**Exercise aim**
Find every line below where the string "textInputing" shows up, and copy those lines.

**Input records**
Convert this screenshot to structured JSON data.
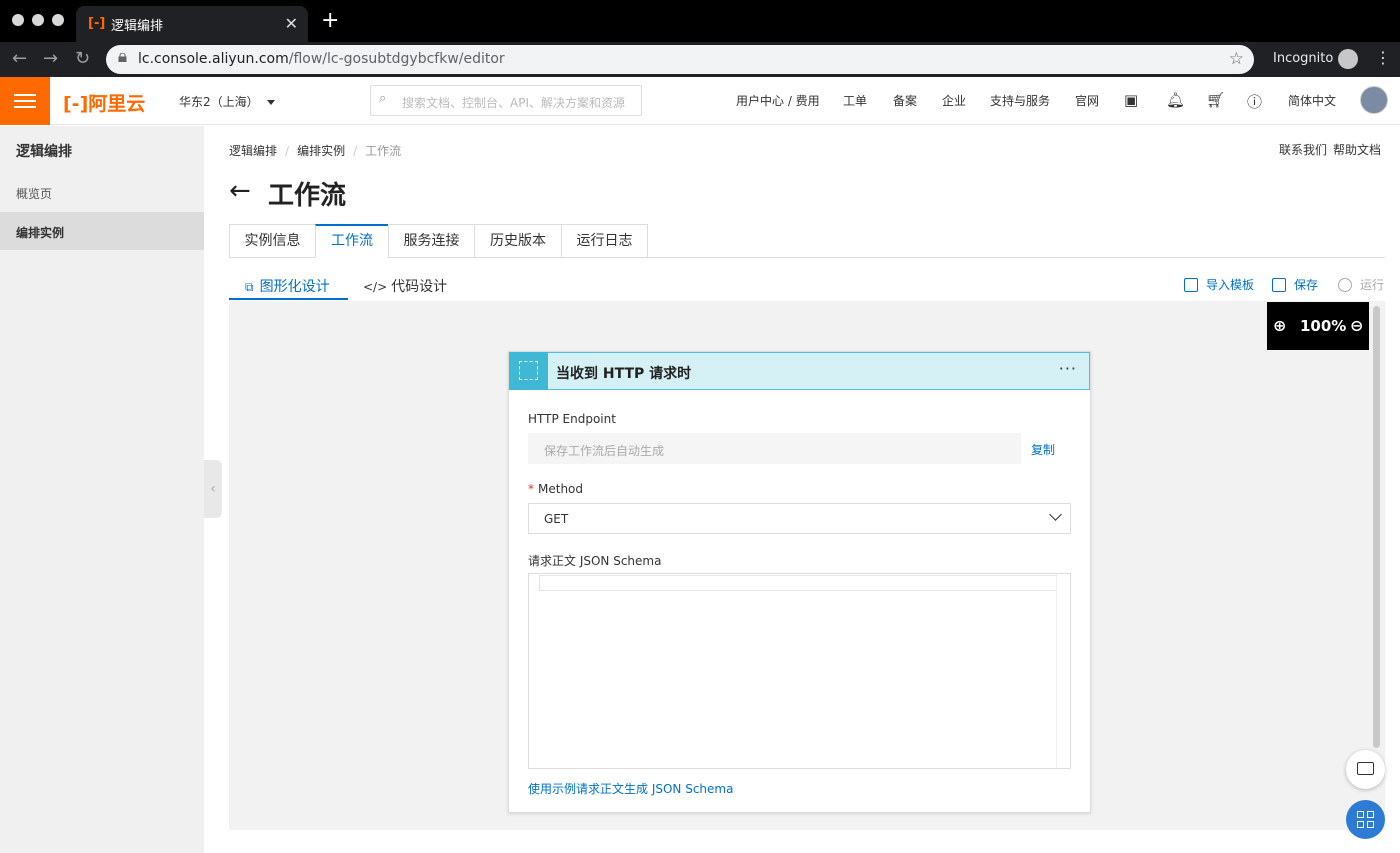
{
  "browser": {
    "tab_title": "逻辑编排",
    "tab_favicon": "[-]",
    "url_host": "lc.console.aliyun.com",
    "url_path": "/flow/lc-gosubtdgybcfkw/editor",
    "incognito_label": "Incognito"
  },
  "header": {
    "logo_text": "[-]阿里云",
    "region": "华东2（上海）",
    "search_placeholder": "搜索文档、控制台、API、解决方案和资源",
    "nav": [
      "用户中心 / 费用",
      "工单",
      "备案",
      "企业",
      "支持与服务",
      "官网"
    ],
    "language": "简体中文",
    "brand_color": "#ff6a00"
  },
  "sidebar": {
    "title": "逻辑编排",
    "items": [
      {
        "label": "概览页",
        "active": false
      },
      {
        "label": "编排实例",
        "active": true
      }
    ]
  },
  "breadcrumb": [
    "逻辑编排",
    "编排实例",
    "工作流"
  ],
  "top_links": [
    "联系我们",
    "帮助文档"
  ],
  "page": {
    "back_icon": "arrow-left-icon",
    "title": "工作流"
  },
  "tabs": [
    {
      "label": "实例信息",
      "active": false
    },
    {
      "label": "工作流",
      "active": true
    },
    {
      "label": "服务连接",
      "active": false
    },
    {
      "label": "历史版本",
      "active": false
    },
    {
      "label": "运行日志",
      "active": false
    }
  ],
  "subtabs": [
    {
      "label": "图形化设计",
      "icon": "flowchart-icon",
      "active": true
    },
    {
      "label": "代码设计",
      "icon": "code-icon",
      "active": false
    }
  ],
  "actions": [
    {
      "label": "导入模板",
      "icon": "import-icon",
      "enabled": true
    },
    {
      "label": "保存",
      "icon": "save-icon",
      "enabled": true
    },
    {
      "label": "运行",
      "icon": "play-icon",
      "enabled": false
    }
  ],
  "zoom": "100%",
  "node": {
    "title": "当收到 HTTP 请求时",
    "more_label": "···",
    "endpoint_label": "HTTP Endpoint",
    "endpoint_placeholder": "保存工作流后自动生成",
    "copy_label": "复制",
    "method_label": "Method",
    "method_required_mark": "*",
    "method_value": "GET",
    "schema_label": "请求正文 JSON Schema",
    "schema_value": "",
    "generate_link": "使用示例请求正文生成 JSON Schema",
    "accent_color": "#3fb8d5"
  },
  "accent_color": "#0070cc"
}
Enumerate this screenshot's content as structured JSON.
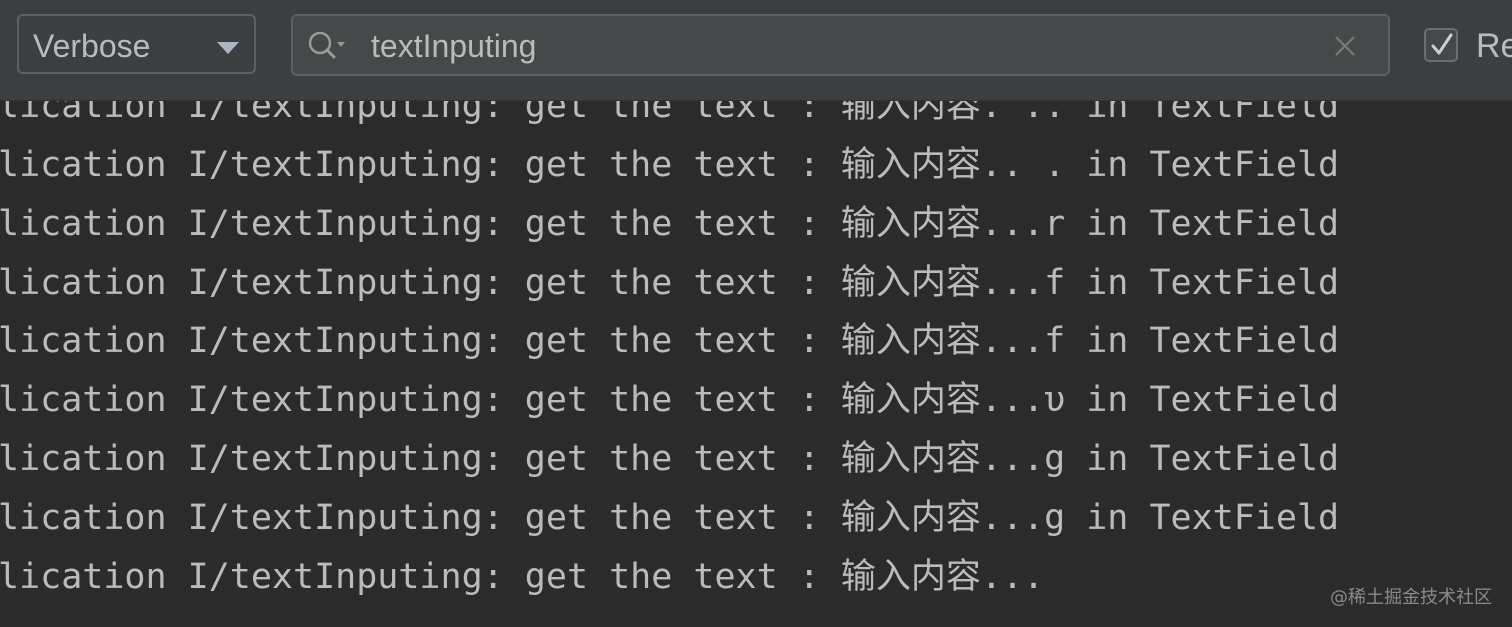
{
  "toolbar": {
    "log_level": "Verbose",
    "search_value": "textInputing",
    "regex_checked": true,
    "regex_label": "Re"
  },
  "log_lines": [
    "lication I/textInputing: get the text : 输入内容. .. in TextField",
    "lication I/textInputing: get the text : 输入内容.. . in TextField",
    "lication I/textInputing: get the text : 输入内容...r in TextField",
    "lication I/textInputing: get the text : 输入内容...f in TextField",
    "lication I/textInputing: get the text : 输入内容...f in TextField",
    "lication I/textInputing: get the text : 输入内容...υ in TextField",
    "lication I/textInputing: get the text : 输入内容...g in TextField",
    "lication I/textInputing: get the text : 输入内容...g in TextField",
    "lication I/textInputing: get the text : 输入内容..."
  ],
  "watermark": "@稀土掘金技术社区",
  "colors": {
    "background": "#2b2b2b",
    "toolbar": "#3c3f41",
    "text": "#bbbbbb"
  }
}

**Result of the exercise**
    "search_value": "textInputing",
    "lication I/textInputing: get the text : 输入内容. .. in TextField",
    "lication I/textInputing: get the text : 输入内容.. . in TextField",
    "lication I/textInputing: get the text : 输入内容...r in TextField",
    "lication I/textInputing: get the text : 输入内容...f in TextField",
    "lication I/textInputing: get the text : 输入内容...f in TextField",
    "lication I/textInputing: get the text : 输入内容...υ in TextField",
    "lication I/textInputing: get the text : 输入内容...g in TextField",
    "lication I/textInputing: get the text : 输入内容...g in TextField",
    "lication I/textInputing: get the text : 输入内容..."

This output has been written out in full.